This exercise calls for every line of the data below with the string "kind" in it.

(Component data from apps and pages)
---*---

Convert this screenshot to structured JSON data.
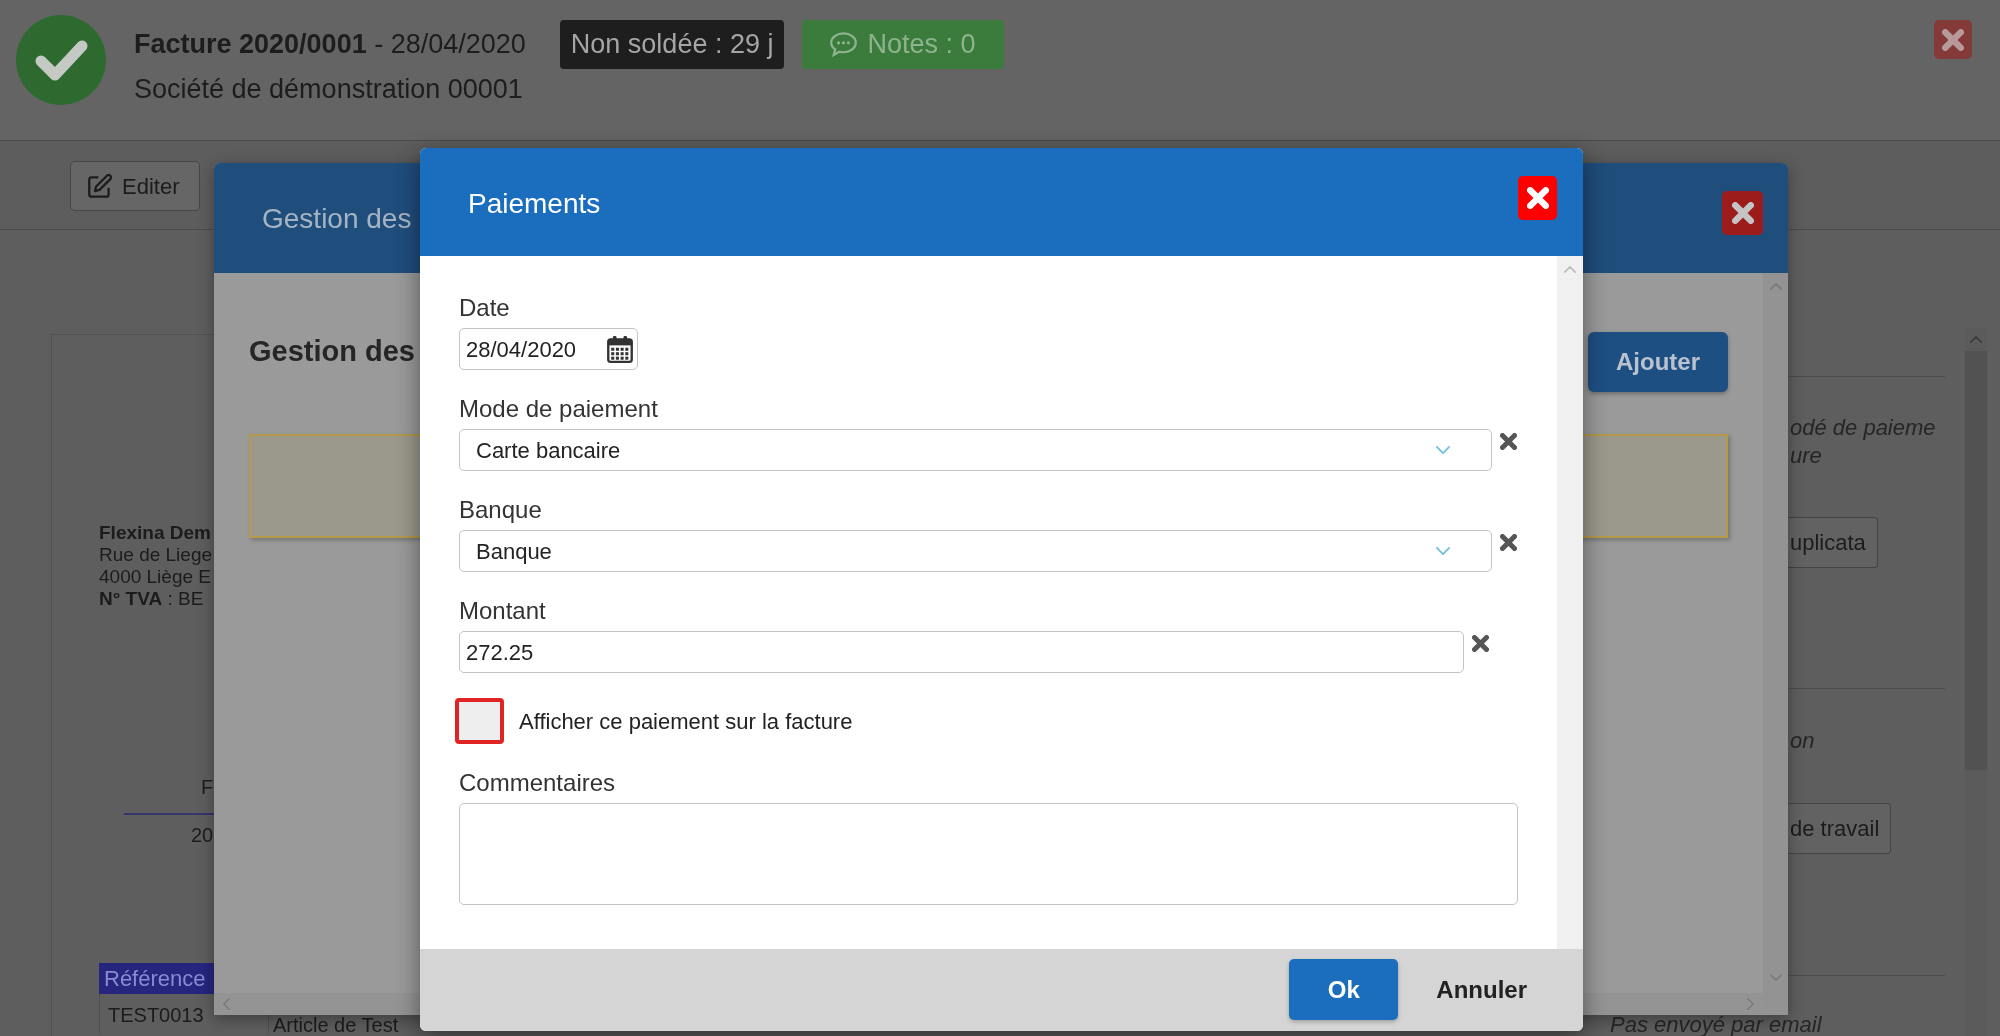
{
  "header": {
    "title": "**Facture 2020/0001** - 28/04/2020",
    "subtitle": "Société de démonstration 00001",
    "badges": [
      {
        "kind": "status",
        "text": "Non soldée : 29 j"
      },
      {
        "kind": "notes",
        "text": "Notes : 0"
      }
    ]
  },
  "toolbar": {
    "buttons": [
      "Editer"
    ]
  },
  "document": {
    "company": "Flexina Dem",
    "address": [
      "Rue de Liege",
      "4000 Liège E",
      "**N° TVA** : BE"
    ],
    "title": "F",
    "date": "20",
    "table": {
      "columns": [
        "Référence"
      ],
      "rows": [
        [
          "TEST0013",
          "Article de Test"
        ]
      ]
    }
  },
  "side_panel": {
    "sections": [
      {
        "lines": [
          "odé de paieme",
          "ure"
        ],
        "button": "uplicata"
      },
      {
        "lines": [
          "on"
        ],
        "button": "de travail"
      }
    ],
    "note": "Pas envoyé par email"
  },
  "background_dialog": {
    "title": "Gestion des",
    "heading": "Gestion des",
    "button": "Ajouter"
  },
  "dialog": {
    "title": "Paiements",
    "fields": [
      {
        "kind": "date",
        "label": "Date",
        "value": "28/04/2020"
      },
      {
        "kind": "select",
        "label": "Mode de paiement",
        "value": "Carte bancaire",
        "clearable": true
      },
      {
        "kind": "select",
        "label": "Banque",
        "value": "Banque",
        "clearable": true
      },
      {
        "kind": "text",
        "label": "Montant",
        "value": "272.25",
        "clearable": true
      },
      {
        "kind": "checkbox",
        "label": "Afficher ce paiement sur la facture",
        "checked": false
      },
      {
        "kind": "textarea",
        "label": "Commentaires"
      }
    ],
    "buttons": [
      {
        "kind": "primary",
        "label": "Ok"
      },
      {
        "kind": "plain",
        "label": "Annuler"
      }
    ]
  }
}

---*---

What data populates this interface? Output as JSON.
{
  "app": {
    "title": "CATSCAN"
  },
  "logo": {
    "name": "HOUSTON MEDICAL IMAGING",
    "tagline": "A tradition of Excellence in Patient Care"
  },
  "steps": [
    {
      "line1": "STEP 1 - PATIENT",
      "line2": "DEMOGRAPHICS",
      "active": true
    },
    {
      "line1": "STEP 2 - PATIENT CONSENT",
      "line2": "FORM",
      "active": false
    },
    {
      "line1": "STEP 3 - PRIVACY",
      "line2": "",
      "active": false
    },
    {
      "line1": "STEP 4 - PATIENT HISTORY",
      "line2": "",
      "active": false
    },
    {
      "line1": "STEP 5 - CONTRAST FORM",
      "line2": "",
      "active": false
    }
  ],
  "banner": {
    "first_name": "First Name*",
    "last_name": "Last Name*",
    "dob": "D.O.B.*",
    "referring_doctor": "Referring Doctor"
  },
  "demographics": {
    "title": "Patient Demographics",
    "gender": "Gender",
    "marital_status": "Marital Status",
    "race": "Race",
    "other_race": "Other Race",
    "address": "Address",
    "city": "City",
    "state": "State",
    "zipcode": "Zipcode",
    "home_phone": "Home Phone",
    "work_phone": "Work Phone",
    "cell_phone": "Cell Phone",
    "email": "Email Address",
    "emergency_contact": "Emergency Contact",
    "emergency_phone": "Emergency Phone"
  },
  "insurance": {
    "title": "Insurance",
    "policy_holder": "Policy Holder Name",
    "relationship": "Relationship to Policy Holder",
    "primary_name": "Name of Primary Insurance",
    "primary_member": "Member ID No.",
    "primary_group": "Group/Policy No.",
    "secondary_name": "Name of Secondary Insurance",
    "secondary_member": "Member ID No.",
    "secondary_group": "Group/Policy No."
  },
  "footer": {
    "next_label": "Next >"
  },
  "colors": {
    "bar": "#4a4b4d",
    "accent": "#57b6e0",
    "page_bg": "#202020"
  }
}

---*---

◆ Response area
        "kind": "status",
        "kind": "notes",
        "kind": "date",
        "kind": "select",
        "kind": "select",
        "kind": "text",
        "kind": "checkbox",
        "kind": "textarea",
        "kind": "primary",
        "kind": "plain",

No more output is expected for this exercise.